Ritchie Blackmore, hard rock guitarist of Deep Purple and Rainbow fame, and singer Candace Night, of blonde hair fame and possessor of one the purest voices in music, have combined in Blackmore’s Night to create a unique rock-renaissance sound – think of a rock band playing before Elizabeth I. The sound can be quirky and offbeat on occasion but can also be beautiful and stunning as well as interesting most of the time.
Paris Moon is a DVD + CD set. The DVD is the heart of the set as it presents a Blackmore’s Night concert recorded at the Olympia Theatre in Paris. This is an entire concert and not a piecemeal, spliced approach that you get from too many artists’ concert releases. As such, this disc gives the viewer and listening an accurate picture of what the group is all about.
Is the DVD as good as seeing them live? No. There is nothing like a live performance for almost any group, but this is still a better live release than most.
Paris Moon comes with good packaging, clear sound and production, plus an informative booklet.
Blackmore’s Night starts the concert rocking; “Past Times With Good Company” and Ian Anderson’s “Rainbow Blues” are Renaissance with attitude. Ritchie Blackmore proves he can still play the guitar after all these years. His acoustic work here and throughout the album is superior in many was to his present and past electric guitar work, as he shows a preciseness and deftness that is rarely seen. Candace Night established herself as a front woman with stage presence, and shows whether rock or ballad, she possesses one of the superior vocal instruments in music today.
Other highlights include “World Of Stone” with its constant pitch changes and difficult lyrics which are brought to life by Night’s precise annunciation.

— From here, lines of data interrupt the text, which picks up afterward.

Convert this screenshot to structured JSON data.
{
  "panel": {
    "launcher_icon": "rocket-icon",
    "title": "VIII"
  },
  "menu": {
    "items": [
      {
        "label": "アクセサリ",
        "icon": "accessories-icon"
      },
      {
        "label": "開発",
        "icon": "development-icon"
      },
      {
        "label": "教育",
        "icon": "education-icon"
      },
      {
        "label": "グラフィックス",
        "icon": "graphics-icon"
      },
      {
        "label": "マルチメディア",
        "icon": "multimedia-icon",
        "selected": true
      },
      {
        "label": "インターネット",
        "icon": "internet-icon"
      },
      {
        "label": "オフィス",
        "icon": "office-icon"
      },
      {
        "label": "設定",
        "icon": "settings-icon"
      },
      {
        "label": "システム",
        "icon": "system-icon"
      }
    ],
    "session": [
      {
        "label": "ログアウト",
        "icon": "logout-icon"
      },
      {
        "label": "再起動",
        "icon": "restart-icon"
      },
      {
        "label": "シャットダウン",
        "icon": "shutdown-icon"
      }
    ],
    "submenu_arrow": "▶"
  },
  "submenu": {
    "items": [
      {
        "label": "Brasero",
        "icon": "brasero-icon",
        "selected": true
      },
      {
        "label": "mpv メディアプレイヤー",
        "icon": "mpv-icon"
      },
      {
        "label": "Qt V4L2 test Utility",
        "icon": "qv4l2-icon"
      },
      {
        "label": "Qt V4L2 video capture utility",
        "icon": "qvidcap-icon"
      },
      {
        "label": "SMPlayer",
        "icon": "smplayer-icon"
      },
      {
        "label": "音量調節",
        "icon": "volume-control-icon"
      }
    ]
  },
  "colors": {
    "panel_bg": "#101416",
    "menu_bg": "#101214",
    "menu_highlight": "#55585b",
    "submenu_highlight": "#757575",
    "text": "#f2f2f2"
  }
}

The moving and reflective ballad, ‘Streets Of London” is complemented nicely by the joyful celebration of life in “Renaissance Fair.” Meanwhile, the old Blackmore-Coverdale warhorse “Soldier Of Fortune” is given a nice twist by going acoustic and being sung by a woman. Night even pulls off Joan Baez’s “Diamonds and Rust.”
Blackmore’s Night concerts always feature audience interaction and participation. The band works hard not only to present their music but to enable the audience to be an intimate part of the concert experience, too. Blackmore and Night play off of each other well; not only is their male-female dynamic interesting but there is also a dark-light, energetic-quiet dynamic at work. Ritchie Blackmore stays mostly in the background and rarely speaks, and is wise enough to let Knight shine up front. The times that he does step forward for extended guitar solos, however, there is no question of who is dominating the spotlight.
The accompanying CD covers no new ground as it presents material from their past ten years, bringing the first ten years of their existence to a close. If, however, you have not been exposed to Blackmore’s Night in the past, this album can be a good introduction to their studio material.
Paris Moon is a good introduction to the musical and concert style of one of the more innovative groups in music today. This set will hopefully leave you wanting more and going to see them in concert if they happen to pass your way. If I had not seen them live myself, I probably would have given this release a straight A, but as such, it gets a shade lower.